10 tons made models and designed the exhibition about Sirius Passet fossils.
This animal lived in the ocean 520 million years ago, and was a gilled lobopod from the Buen Formation (Cambrian Stage 3) of the Sirius Passet Lagerstätte, in northern Greenland. Its anatomy strongly suggests that it, along with its relative Pambdelurion whittingtoni, was either an anomalocarid or a close relative thereof. The specific name, "kierkegaardi" honors Danish philosopher Søren Kierkegaard.
The fossils show an animal about 7 cm long, oval in shape with a round mouth on the underside and 11 wide flaps along each flank. The flaps have probably been a kind of swimming fins that could propel the animal through the water through a coordinated wave motion.
The three approximately seven centimeters long spikes - two at the front and one at the back - may have been some kind of sensors, and on the head two powerful 'fangs' may have fed food into the mouth.

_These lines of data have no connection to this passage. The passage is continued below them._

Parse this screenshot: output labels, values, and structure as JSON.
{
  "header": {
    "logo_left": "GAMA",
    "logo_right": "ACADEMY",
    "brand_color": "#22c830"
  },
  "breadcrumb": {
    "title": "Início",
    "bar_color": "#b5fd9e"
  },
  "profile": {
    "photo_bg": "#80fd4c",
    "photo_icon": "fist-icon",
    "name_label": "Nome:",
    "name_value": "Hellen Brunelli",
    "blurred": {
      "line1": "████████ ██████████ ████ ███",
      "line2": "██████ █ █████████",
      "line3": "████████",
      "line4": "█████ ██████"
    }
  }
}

In 2018, danish scientist found new fossils in such pristine conditions, that they were able to see their eyes and internal organs, including the brain! This is a new piece of the puzzle of evolution concerning development of the brain, as Kerygmachela Kirkegaardi is is considered an ancestor of the arthropods - that is insect, mites, spiders and crustaceans.